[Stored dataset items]
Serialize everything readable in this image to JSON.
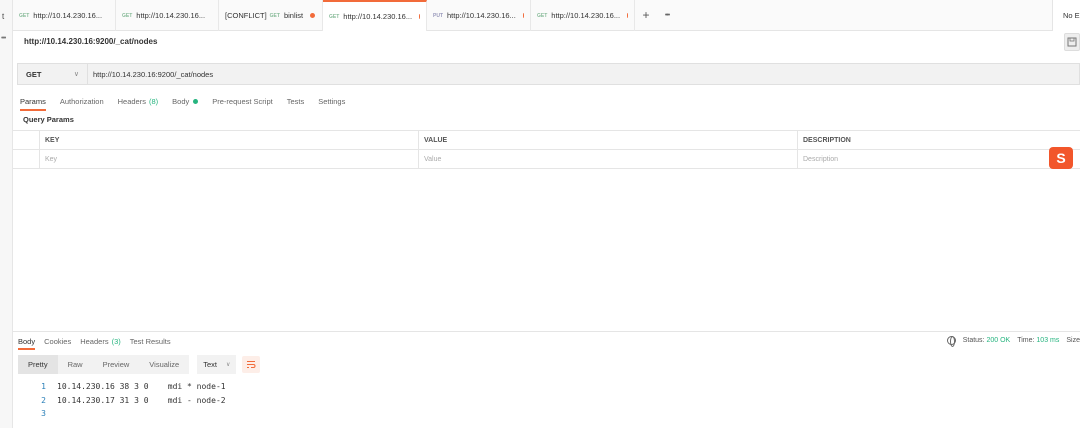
{
  "left_strip": {
    "label": "t",
    "more": "•••"
  },
  "tabs": [
    {
      "method": "GET",
      "title": "http://10.14.230.16...",
      "conflict": "",
      "active": false
    },
    {
      "method": "GET",
      "title": "http://10.14.230.16...",
      "conflict": "",
      "active": false
    },
    {
      "method": "GET",
      "title": "binlist",
      "conflict": "[CONFLICT]",
      "active": false
    },
    {
      "method": "GET",
      "title": "http://10.14.230.16...",
      "conflict": "",
      "active": true
    },
    {
      "method": "PUT",
      "title": "http://10.14.230.16...",
      "conflict": "",
      "active": false
    },
    {
      "method": "GET",
      "title": "http://10.14.230.16...",
      "conflict": "",
      "active": false
    }
  ],
  "tab_actions": {
    "add": "+",
    "more": "•••"
  },
  "environment": {
    "label": "No E"
  },
  "request": {
    "title": "http://10.14.230.16:9200/_cat/nodes",
    "method": "GET",
    "url": "http://10.14.230.16:9200/_cat/nodes"
  },
  "request_tabs": {
    "params": "Params",
    "authorization": "Authorization",
    "headers": "Headers",
    "headers_count": "(8)",
    "body": "Body",
    "prerequest": "Pre-request Script",
    "tests": "Tests",
    "settings": "Settings"
  },
  "query_params": {
    "title": "Query Params",
    "columns": [
      "KEY",
      "VALUE",
      "DESCRIPTION"
    ],
    "placeholders": [
      "Key",
      "Value",
      "Description"
    ]
  },
  "response_tabs": {
    "body": "Body",
    "cookies": "Cookies",
    "headers": "Headers",
    "headers_count": "(3)",
    "test_results": "Test Results"
  },
  "status": {
    "status_label": "Status:",
    "status_value": "200 OK",
    "time_label": "Time:",
    "time_value": "103 ms",
    "size_label": "Size"
  },
  "view_modes": {
    "pretty": "Pretty",
    "raw": "Raw",
    "preview": "Preview",
    "visualize": "Visualize"
  },
  "format": {
    "selected": "Text",
    "chevron": "∨"
  },
  "method_chevron": "∨",
  "response_lines": [
    {
      "num": "1",
      "text": "10.14.230.16 38 3 0    mdi * node-1"
    },
    {
      "num": "2",
      "text": "10.14.230.17 31 3 0    mdi - node-2"
    },
    {
      "num": "3",
      "text": ""
    }
  ],
  "colors": {
    "accent": "#f26b3a",
    "success": "#26b47f",
    "badge": "#f2562b"
  },
  "badge": {
    "glyph": "S"
  }
}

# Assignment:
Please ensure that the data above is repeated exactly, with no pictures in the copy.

# Response for this exercise:
Serialize everything readable in this image to JSON.
{
  "left_strip": {
    "label": "t",
    "more": "•••"
  },
  "tabs": [
    {
      "method": "GET",
      "title": "http://10.14.230.16...",
      "conflict": "",
      "active": false
    },
    {
      "method": "GET",
      "title": "http://10.14.230.16...",
      "conflict": "",
      "active": false
    },
    {
      "method": "GET",
      "title": "binlist",
      "conflict": "[CONFLICT]",
      "active": false
    },
    {
      "method": "GET",
      "title": "http://10.14.230.16...",
      "conflict": "",
      "active": true
    },
    {
      "method": "PUT",
      "title": "http://10.14.230.16...",
      "conflict": "",
      "active": false
    },
    {
      "method": "GET",
      "title": "http://10.14.230.16...",
      "conflict": "",
      "active": false
    }
  ],
  "tab_actions": {
    "add": "+",
    "more": "•••"
  },
  "environment": {
    "label": "No E"
  },
  "request": {
    "title": "http://10.14.230.16:9200/_cat/nodes",
    "method": "GET",
    "url": "http://10.14.230.16:9200/_cat/nodes"
  },
  "request_tabs": {
    "params": "Params",
    "authorization": "Authorization",
    "headers": "Headers",
    "headers_count": "(8)",
    "body": "Body",
    "prerequest": "Pre-request Script",
    "tests": "Tests",
    "settings": "Settings"
  },
  "query_params": {
    "title": "Query Params",
    "columns": [
      "KEY",
      "VALUE",
      "DESCRIPTION"
    ],
    "placeholders": [
      "Key",
      "Value",
      "Description"
    ]
  },
  "response_tabs": {
    "body": "Body",
    "cookies": "Cookies",
    "headers": "Headers",
    "headers_count": "(3)",
    "test_results": "Test Results"
  },
  "status": {
    "status_label": "Status:",
    "status_value": "200 OK",
    "time_label": "Time:",
    "time_value": "103 ms",
    "size_label": "Size"
  },
  "view_modes": {
    "pretty": "Pretty",
    "raw": "Raw",
    "preview": "Preview",
    "visualize": "Visualize"
  },
  "format": {
    "selected": "Text",
    "chevron": "∨"
  },
  "method_chevron": "∨",
  "response_lines": [
    {
      "num": "1",
      "text": "10.14.230.16 38 3 0    mdi * node-1"
    },
    {
      "num": "2",
      "text": "10.14.230.17 31 3 0    mdi - node-2"
    },
    {
      "num": "3",
      "text": ""
    }
  ],
  "colors": {
    "accent": "#f26b3a",
    "success": "#26b47f",
    "badge": "#f2562b"
  },
  "badge": {
    "glyph": "S"
  }
}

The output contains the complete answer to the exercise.